Stored items
__________________________________________________
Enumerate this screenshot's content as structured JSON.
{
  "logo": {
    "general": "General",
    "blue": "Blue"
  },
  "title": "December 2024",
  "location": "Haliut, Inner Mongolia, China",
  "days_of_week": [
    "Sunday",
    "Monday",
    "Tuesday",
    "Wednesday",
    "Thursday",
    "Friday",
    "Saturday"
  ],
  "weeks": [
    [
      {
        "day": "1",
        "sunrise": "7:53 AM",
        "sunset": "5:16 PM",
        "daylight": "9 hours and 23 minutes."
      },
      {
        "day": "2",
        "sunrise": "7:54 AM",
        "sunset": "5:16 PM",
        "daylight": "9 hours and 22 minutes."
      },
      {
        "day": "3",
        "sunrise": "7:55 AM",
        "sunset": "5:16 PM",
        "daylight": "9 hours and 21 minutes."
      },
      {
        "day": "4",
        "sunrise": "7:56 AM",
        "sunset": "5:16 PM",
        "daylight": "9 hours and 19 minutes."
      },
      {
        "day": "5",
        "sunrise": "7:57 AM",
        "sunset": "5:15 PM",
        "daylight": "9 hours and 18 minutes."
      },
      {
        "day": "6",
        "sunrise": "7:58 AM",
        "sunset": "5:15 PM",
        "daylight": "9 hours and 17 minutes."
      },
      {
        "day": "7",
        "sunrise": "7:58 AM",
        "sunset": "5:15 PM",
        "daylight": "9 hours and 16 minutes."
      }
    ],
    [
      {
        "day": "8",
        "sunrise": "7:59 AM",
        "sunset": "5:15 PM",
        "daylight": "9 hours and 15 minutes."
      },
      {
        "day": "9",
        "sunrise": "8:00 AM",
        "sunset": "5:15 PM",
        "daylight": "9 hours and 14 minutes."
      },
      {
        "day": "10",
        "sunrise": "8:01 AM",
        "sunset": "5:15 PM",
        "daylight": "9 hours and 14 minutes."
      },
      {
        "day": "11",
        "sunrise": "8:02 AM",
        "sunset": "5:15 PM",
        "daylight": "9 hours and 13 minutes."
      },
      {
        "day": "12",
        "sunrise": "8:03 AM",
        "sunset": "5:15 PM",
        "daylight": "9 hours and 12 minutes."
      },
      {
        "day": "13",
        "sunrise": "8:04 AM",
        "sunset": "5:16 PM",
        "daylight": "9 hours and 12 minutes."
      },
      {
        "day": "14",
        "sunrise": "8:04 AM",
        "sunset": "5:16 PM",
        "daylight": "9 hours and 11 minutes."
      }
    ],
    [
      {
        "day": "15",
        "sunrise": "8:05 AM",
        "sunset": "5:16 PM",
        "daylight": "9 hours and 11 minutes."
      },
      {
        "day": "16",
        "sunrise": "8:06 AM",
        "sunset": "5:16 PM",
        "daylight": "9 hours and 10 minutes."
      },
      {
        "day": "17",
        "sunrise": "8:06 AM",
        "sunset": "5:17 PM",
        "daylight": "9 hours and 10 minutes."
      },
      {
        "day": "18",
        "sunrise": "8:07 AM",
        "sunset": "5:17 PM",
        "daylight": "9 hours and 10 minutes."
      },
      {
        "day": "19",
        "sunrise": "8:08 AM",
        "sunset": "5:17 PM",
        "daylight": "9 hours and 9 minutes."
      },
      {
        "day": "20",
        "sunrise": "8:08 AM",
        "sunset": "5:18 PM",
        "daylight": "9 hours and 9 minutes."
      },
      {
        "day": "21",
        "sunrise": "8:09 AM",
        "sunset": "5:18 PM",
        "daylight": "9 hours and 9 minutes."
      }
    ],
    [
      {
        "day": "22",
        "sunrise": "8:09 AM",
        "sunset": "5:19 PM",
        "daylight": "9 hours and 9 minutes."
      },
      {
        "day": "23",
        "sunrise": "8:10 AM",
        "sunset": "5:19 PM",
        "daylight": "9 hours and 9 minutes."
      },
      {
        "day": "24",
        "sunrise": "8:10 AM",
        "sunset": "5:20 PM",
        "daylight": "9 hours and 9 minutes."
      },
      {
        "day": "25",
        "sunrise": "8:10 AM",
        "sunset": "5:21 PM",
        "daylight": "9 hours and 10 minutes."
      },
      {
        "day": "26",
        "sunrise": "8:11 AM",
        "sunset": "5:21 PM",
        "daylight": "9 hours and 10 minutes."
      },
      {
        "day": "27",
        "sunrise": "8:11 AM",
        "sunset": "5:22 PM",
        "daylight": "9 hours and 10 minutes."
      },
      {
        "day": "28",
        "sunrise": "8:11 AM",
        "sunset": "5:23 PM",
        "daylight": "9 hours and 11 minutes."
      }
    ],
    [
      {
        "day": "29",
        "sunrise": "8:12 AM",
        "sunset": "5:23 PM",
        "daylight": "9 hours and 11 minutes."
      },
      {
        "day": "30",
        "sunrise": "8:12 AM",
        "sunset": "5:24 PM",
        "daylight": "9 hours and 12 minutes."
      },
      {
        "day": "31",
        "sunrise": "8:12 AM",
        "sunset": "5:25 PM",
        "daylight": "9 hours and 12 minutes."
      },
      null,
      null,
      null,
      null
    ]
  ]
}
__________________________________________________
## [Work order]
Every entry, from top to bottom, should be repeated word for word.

## [Task result]
Enumerate this screenshot's content as structured JSON.
{
  "logo": {
    "general": "General",
    "blue": "Blue"
  },
  "title": "December 2024",
  "location": "Haliut, Inner Mongolia, China",
  "days_of_week": [
    "Sunday",
    "Monday",
    "Tuesday",
    "Wednesday",
    "Thursday",
    "Friday",
    "Saturday"
  ],
  "weeks": [
    [
      {
        "day": "1",
        "sunrise": "7:53 AM",
        "sunset": "5:16 PM",
        "daylight": "9 hours and 23 minutes."
      },
      {
        "day": "2",
        "sunrise": "7:54 AM",
        "sunset": "5:16 PM",
        "daylight": "9 hours and 22 minutes."
      },
      {
        "day": "3",
        "sunrise": "7:55 AM",
        "sunset": "5:16 PM",
        "daylight": "9 hours and 21 minutes."
      },
      {
        "day": "4",
        "sunrise": "7:56 AM",
        "sunset": "5:16 PM",
        "daylight": "9 hours and 19 minutes."
      },
      {
        "day": "5",
        "sunrise": "7:57 AM",
        "sunset": "5:15 PM",
        "daylight": "9 hours and 18 minutes."
      },
      {
        "day": "6",
        "sunrise": "7:58 AM",
        "sunset": "5:15 PM",
        "daylight": "9 hours and 17 minutes."
      },
      {
        "day": "7",
        "sunrise": "7:58 AM",
        "sunset": "5:15 PM",
        "daylight": "9 hours and 16 minutes."
      }
    ],
    [
      {
        "day": "8",
        "sunrise": "7:59 AM",
        "sunset": "5:15 PM",
        "daylight": "9 hours and 15 minutes."
      },
      {
        "day": "9",
        "sunrise": "8:00 AM",
        "sunset": "5:15 PM",
        "daylight": "9 hours and 14 minutes."
      },
      {
        "day": "10",
        "sunrise": "8:01 AM",
        "sunset": "5:15 PM",
        "daylight": "9 hours and 14 minutes."
      },
      {
        "day": "11",
        "sunrise": "8:02 AM",
        "sunset": "5:15 PM",
        "daylight": "9 hours and 13 minutes."
      },
      {
        "day": "12",
        "sunrise": "8:03 AM",
        "sunset": "5:15 PM",
        "daylight": "9 hours and 12 minutes."
      },
      {
        "day": "13",
        "sunrise": "8:04 AM",
        "sunset": "5:16 PM",
        "daylight": "9 hours and 12 minutes."
      },
      {
        "day": "14",
        "sunrise": "8:04 AM",
        "sunset": "5:16 PM",
        "daylight": "9 hours and 11 minutes."
      }
    ],
    [
      {
        "day": "15",
        "sunrise": "8:05 AM",
        "sunset": "5:16 PM",
        "daylight": "9 hours and 11 minutes."
      },
      {
        "day": "16",
        "sunrise": "8:06 AM",
        "sunset": "5:16 PM",
        "daylight": "9 hours and 10 minutes."
      },
      {
        "day": "17",
        "sunrise": "8:06 AM",
        "sunset": "5:17 PM",
        "daylight": "9 hours and 10 minutes."
      },
      {
        "day": "18",
        "sunrise": "8:07 AM",
        "sunset": "5:17 PM",
        "daylight": "9 hours and 10 minutes."
      },
      {
        "day": "19",
        "sunrise": "8:08 AM",
        "sunset": "5:17 PM",
        "daylight": "9 hours and 9 minutes."
      },
      {
        "day": "20",
        "sunrise": "8:08 AM",
        "sunset": "5:18 PM",
        "daylight": "9 hours and 9 minutes."
      },
      {
        "day": "21",
        "sunrise": "8:09 AM",
        "sunset": "5:18 PM",
        "daylight": "9 hours and 9 minutes."
      }
    ],
    [
      {
        "day": "22",
        "sunrise": "8:09 AM",
        "sunset": "5:19 PM",
        "daylight": "9 hours and 9 minutes."
      },
      {
        "day": "23",
        "sunrise": "8:10 AM",
        "sunset": "5:19 PM",
        "daylight": "9 hours and 9 minutes."
      },
      {
        "day": "24",
        "sunrise": "8:10 AM",
        "sunset": "5:20 PM",
        "daylight": "9 hours and 9 minutes."
      },
      {
        "day": "25",
        "sunrise": "8:10 AM",
        "sunset": "5:21 PM",
        "daylight": "9 hours and 10 minutes."
      },
      {
        "day": "26",
        "sunrise": "8:11 AM",
        "sunset": "5:21 PM",
        "daylight": "9 hours and 10 minutes."
      },
      {
        "day": "27",
        "sunrise": "8:11 AM",
        "sunset": "5:22 PM",
        "daylight": "9 hours and 10 minutes."
      },
      {
        "day": "28",
        "sunrise": "8:11 AM",
        "sunset": "5:23 PM",
        "daylight": "9 hours and 11 minutes."
      }
    ],
    [
      {
        "day": "29",
        "sunrise": "8:12 AM",
        "sunset": "5:23 PM",
        "daylight": "9 hours and 11 minutes."
      },
      {
        "day": "30",
        "sunrise": "8:12 AM",
        "sunset": "5:24 PM",
        "daylight": "9 hours and 12 minutes."
      },
      {
        "day": "31",
        "sunrise": "8:12 AM",
        "sunset": "5:25 PM",
        "daylight": "9 hours and 12 minutes."
      },
      null,
      null,
      null,
      null
    ]
  ]
}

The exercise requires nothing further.